Judicial caseload statistics indicate that this case will be tried or otherwise resolved in approximately the same amount of time in either the Northern District of Georgia or here. See Federal Court Management Statistics 2008, District Courts, Admin. Office of the U.S. Courts, available at http://www.uscourts.gov/cgi-bin/cmsd2008.pl. Thus, the likely speed of the proceedings does not affect our analysis. The third public interest factor, however, supports the requested transfer.*fn2
"Resolving litigated controversies in their locale is a desirable goal of the federal courts." Toriumi, 2006 WL 3095753, at *4 (quoting Doage v. Bd. of Regents, 950 F. Supp. 258, 262 (N.D. Ill. 1997)). Because this case arose from events taking place in Georgia, involves a Georgia defendant, and "implicates witnesses and evidence that are located there," Georgia has a prevailing interest in resolving this litigation. Toriumi, 2006 WL 3095753, at *4; see Rugamboa, 2007 WL 317035, at *3 ("Because the accident occurred on a Michigan road, was investigated by Michigan law enforcement and involved Michigan emergency medical personnel, the State has a substantial interest in the resolution of this case."); Childress, 2003 WL 23518380, at *6 ("The automobile accident, injuries, and most of the material events at issue occurred" in Missouri and it thus follows that "the citizens of Missouri have a compelling interest in resolving the matter."). Although Illinois "has an interest in providing its residents with a forum for redressing their injuries, Illinois' interest is subordinate to that of" Georgia under these circumstances. Toriumi, 2006 WL 3095753, at *4.

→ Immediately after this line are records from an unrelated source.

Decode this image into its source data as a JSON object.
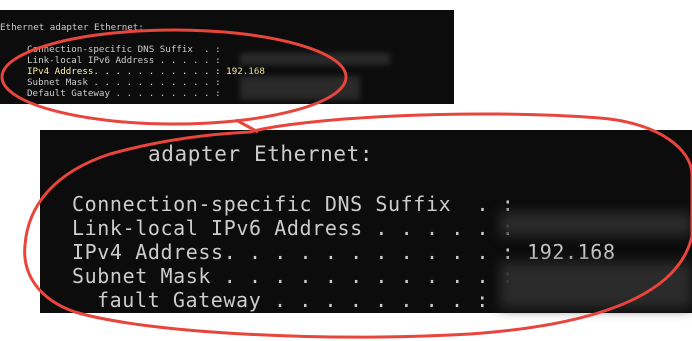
{
  "terminal": {
    "heading": "Ethernet adapter Ethernet:",
    "rows": [
      {
        "label": "Connection-specific DNS Suffix  . :",
        "value": ""
      },
      {
        "label": "Link-local IPv6 Address . . . . . :",
        "value": ""
      },
      {
        "label": "IPv4 Address. . . . . . . . . . . :",
        "value": "192.168"
      },
      {
        "label": "Subnet Mask . . . . . . . . . . . :",
        "value": ""
      },
      {
        "label": "Default Gateway . . . . . . . . . :",
        "value": ""
      }
    ]
  },
  "zoom": {
    "heading": "adapter Ethernet:",
    "rows": [
      {
        "label": "Connection-specific DNS Suffix  . :"
      },
      {
        "label": "Link-local IPv6 Address . . . . . :"
      },
      {
        "label": "IPv4 Address. . . . . . . . . . . :",
        "value": "192.168"
      },
      {
        "label": "Subnet Mask . . . . . . . . . . . :"
      },
      {
        "label": "fault Gateway . . . . . . . . :"
      }
    ]
  },
  "colors": {
    "terminal_bg": "#0c0c0c",
    "terminal_text": "#cccccc",
    "highlight_text": "#f9f1a5",
    "annotation": "#e8453c"
  }
}
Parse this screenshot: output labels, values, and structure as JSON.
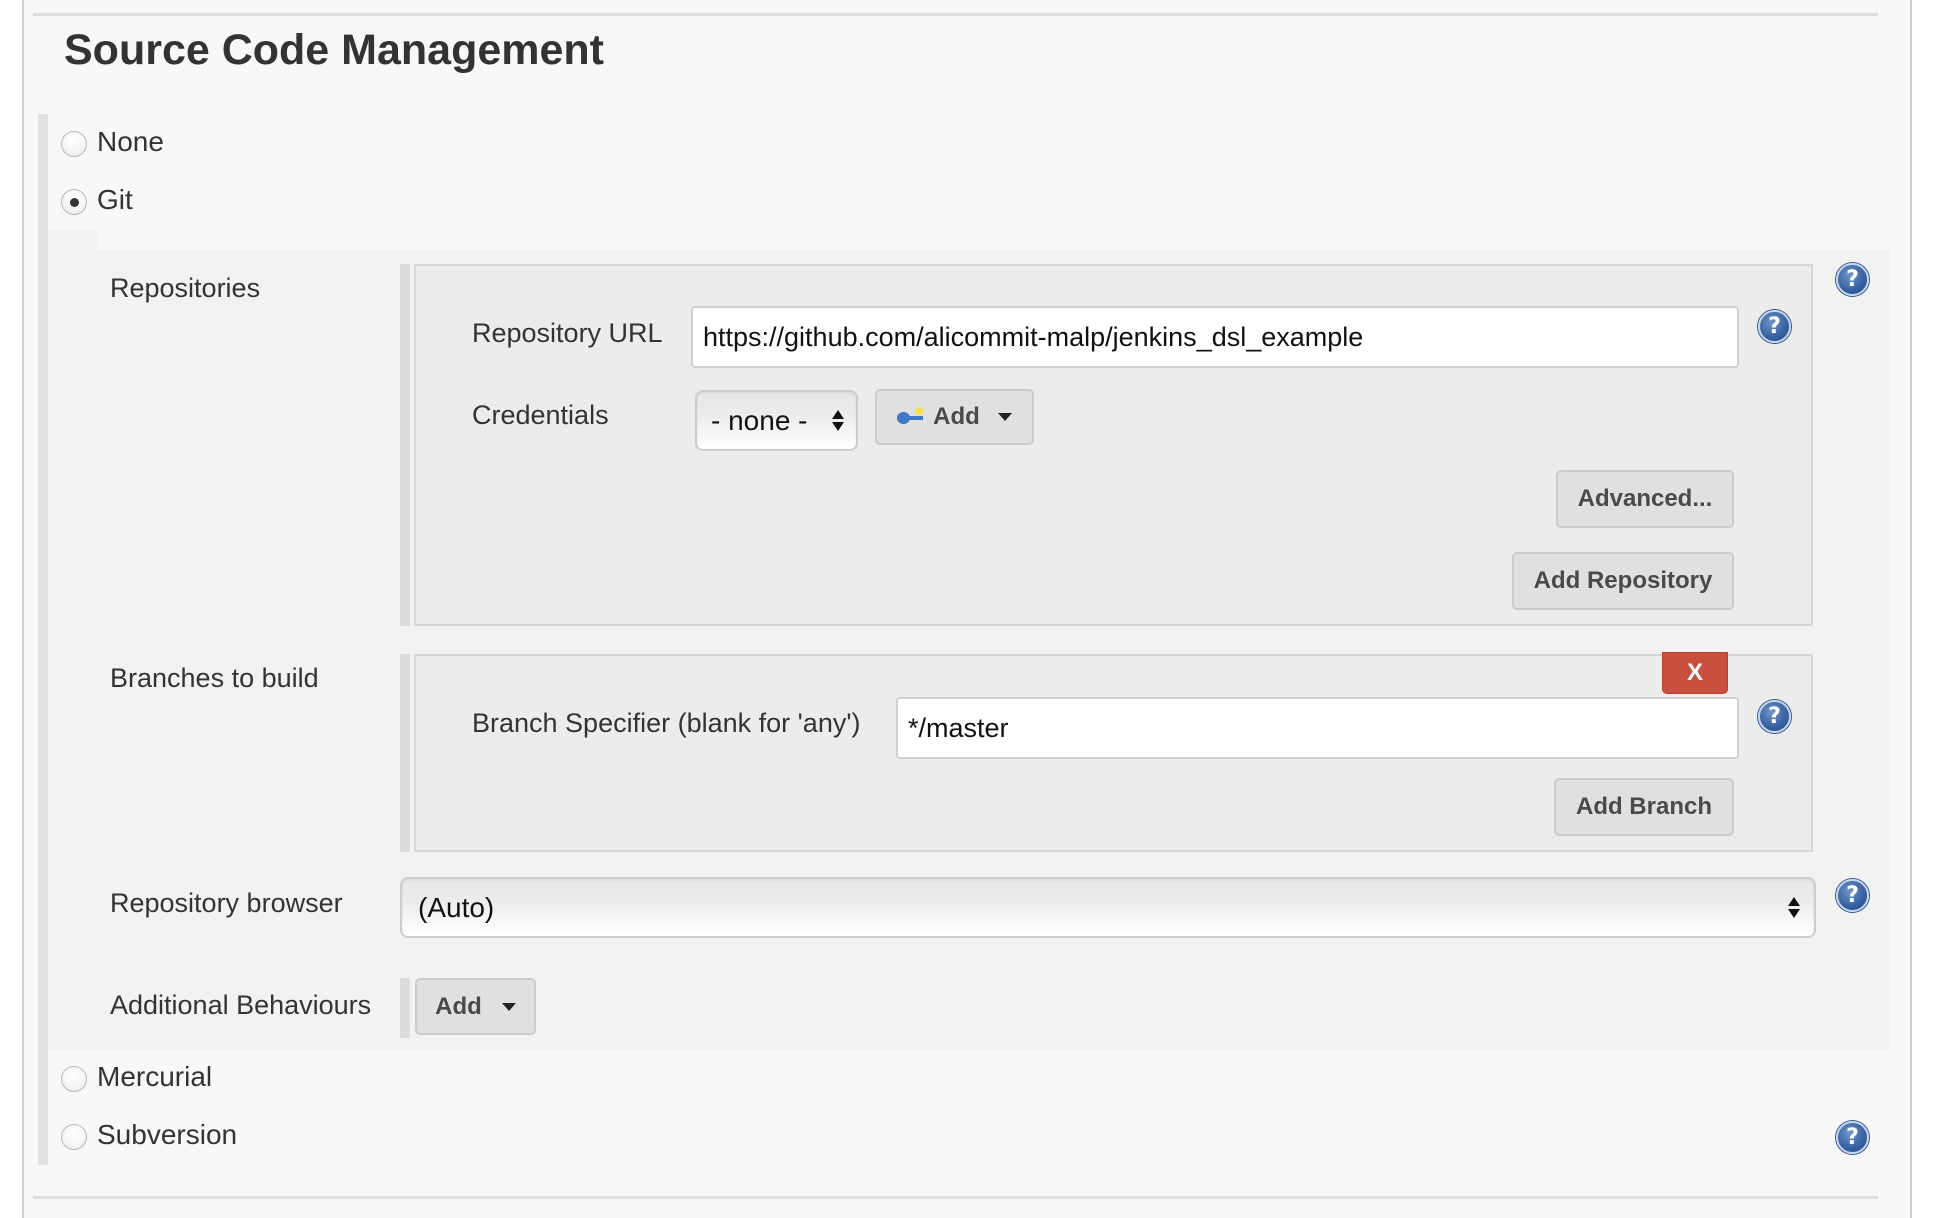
{
  "section": {
    "title": "Source Code Management"
  },
  "scm_options": [
    {
      "label": "None",
      "selected": false
    },
    {
      "label": "Git",
      "selected": true
    },
    {
      "label": "Mercurial",
      "selected": false
    },
    {
      "label": "Subversion",
      "selected": false
    }
  ],
  "git": {
    "repositories": {
      "label": "Repositories",
      "repository_url_label": "Repository URL",
      "repository_url_value": "https://github.com/alicommit-malp/jenkins_dsl_example",
      "credentials_label": "Credentials",
      "credentials_selected": "- none -",
      "credentials_add_label": "Add",
      "advanced_label": "Advanced...",
      "add_repository_label": "Add Repository"
    },
    "branches": {
      "label": "Branches to build",
      "delete_label": "X",
      "branch_specifier_label": "Branch Specifier (blank for 'any')",
      "branch_specifier_value": "*/master",
      "add_branch_label": "Add Branch"
    },
    "repository_browser": {
      "label": "Repository browser",
      "selected": "(Auto)"
    },
    "additional_behaviours": {
      "label": "Additional Behaviours",
      "add_label": "Add"
    }
  },
  "icons": {
    "help": "?",
    "help_icon_name": "help-icon",
    "credentials_icon_name": "key-icon"
  },
  "colors": {
    "delete_button": "#c94f3e",
    "help_icon": "#3a64a3",
    "panel_bg": "#ececec",
    "section_bg": "#f2f2f2"
  }
}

For the reasons set forth above, we grant Bell's Motion to Transfer Venue. The Clerk of the Court is ordered to transfer this case to the Northern ...